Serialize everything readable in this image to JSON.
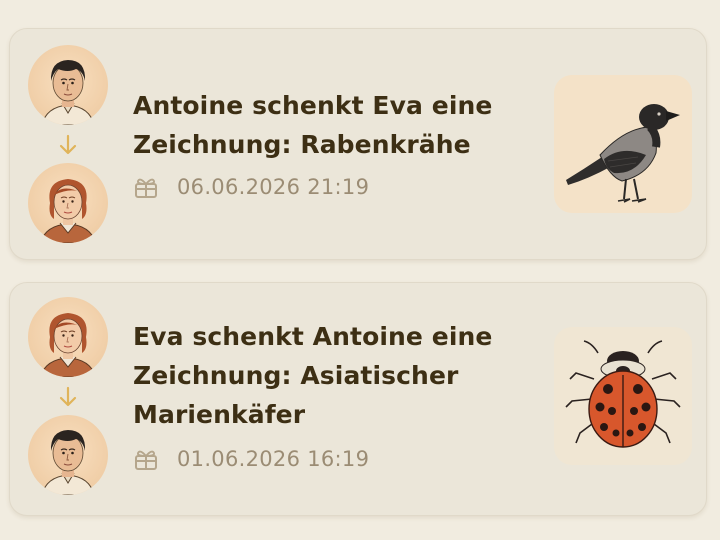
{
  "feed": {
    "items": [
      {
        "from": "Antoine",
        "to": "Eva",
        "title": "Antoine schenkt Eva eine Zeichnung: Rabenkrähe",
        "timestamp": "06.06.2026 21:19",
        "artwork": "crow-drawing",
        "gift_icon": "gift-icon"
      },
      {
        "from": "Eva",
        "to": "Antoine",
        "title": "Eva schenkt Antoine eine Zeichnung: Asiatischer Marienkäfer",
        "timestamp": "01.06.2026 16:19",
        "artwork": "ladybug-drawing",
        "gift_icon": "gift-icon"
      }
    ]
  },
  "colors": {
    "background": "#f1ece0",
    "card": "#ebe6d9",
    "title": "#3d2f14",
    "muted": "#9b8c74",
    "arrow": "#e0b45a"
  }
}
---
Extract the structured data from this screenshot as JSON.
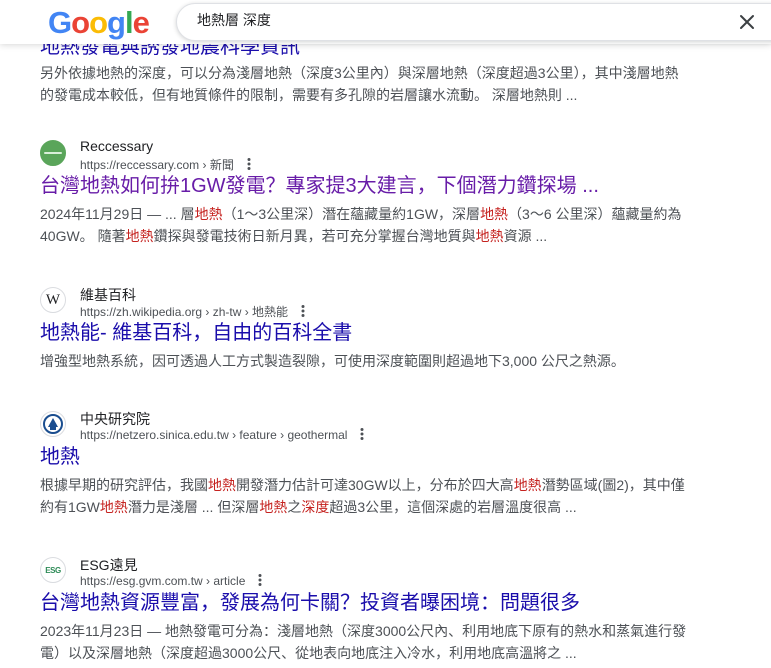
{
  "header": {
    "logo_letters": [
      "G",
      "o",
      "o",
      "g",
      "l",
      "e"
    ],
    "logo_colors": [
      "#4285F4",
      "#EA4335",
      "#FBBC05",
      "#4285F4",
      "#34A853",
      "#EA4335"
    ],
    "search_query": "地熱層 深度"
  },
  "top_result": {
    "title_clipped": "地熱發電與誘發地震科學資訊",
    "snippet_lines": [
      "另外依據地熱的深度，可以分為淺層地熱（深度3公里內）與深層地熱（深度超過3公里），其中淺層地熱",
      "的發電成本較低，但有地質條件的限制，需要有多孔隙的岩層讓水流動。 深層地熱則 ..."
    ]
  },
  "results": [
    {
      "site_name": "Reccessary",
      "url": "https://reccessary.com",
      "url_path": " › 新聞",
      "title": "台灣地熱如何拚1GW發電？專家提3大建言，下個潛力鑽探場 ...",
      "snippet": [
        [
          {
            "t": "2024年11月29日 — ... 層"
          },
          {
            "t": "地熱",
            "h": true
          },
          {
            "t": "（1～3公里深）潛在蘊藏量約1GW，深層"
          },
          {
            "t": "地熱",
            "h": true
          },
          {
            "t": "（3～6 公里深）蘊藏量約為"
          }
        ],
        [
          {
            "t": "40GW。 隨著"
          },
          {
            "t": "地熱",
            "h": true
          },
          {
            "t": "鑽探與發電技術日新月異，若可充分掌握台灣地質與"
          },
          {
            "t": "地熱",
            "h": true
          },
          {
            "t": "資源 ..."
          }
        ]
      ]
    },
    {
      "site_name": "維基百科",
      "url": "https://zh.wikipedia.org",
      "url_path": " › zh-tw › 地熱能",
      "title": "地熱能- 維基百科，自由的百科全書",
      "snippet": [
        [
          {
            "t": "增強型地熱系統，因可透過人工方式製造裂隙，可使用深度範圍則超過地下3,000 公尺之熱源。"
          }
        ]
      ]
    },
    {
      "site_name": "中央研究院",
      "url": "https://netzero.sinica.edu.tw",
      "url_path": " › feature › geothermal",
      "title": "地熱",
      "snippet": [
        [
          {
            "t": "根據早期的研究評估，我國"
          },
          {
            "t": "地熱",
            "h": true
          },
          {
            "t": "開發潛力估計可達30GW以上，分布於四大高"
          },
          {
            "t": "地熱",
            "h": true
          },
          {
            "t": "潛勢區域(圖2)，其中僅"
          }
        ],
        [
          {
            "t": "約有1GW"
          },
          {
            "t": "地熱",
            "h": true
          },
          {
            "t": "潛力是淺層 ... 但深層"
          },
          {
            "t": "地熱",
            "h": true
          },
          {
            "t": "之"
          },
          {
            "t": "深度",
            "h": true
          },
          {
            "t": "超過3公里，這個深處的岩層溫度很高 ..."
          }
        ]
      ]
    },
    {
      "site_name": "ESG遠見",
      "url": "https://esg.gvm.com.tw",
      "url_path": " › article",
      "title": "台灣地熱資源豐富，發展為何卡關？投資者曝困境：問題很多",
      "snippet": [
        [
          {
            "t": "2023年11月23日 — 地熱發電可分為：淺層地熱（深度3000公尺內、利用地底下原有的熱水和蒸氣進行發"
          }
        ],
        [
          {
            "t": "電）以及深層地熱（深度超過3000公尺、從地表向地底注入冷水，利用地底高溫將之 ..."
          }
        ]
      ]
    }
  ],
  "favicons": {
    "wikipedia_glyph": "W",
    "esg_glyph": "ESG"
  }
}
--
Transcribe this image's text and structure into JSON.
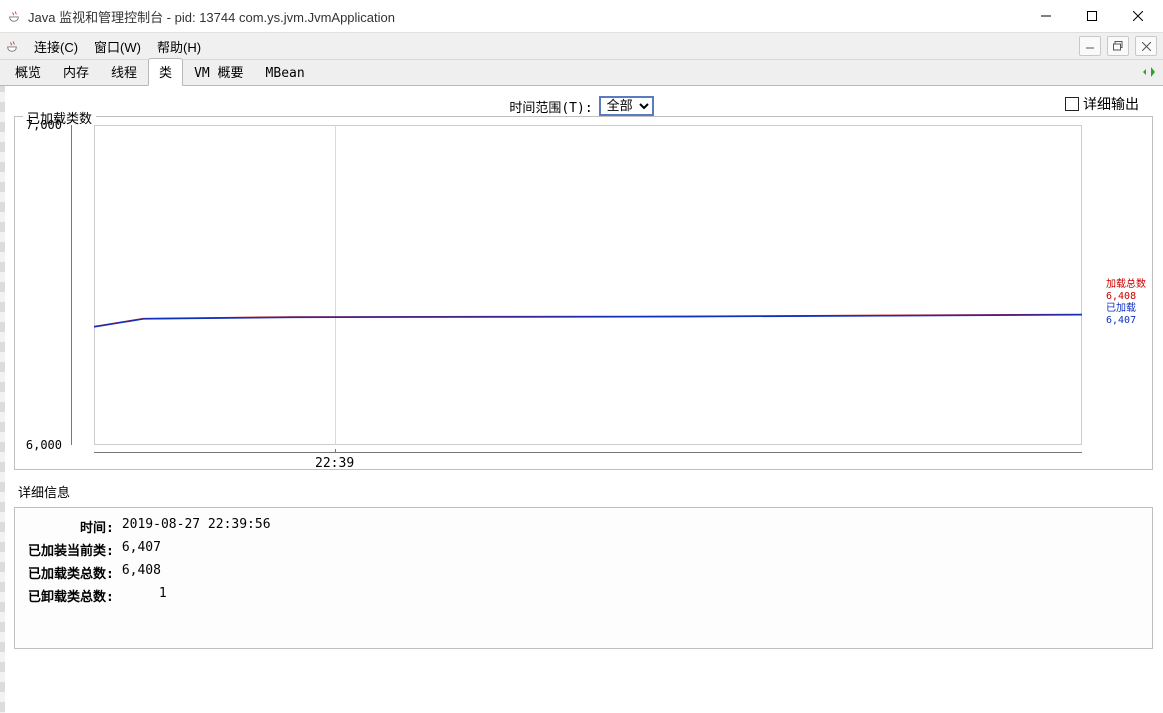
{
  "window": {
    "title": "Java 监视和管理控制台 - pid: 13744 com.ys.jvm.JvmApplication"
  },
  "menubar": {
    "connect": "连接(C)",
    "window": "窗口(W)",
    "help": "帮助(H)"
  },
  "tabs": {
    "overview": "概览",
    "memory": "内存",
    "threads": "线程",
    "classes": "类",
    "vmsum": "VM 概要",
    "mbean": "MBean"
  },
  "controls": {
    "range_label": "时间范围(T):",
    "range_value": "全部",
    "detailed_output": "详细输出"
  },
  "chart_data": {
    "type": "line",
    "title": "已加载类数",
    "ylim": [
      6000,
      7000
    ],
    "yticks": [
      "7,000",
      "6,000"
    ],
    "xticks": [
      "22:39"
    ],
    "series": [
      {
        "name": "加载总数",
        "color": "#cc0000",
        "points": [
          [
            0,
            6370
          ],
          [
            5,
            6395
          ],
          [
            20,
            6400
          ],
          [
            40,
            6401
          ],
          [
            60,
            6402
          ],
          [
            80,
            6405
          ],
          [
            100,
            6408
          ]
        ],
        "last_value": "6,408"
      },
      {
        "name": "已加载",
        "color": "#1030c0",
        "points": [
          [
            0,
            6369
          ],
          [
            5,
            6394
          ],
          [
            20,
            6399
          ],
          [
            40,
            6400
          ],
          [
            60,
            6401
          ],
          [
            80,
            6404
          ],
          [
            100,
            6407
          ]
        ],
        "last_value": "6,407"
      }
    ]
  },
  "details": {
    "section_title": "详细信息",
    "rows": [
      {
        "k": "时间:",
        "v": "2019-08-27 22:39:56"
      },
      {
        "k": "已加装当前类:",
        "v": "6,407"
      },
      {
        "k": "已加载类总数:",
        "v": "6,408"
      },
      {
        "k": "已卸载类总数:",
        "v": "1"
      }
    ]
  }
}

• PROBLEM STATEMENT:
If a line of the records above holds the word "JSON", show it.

• RESPONSE BOX:
Serialize everything readable in this image to JSON.
Extract the structured data from this screenshot as JSON.
Transcribe this image's text and structure into JSON.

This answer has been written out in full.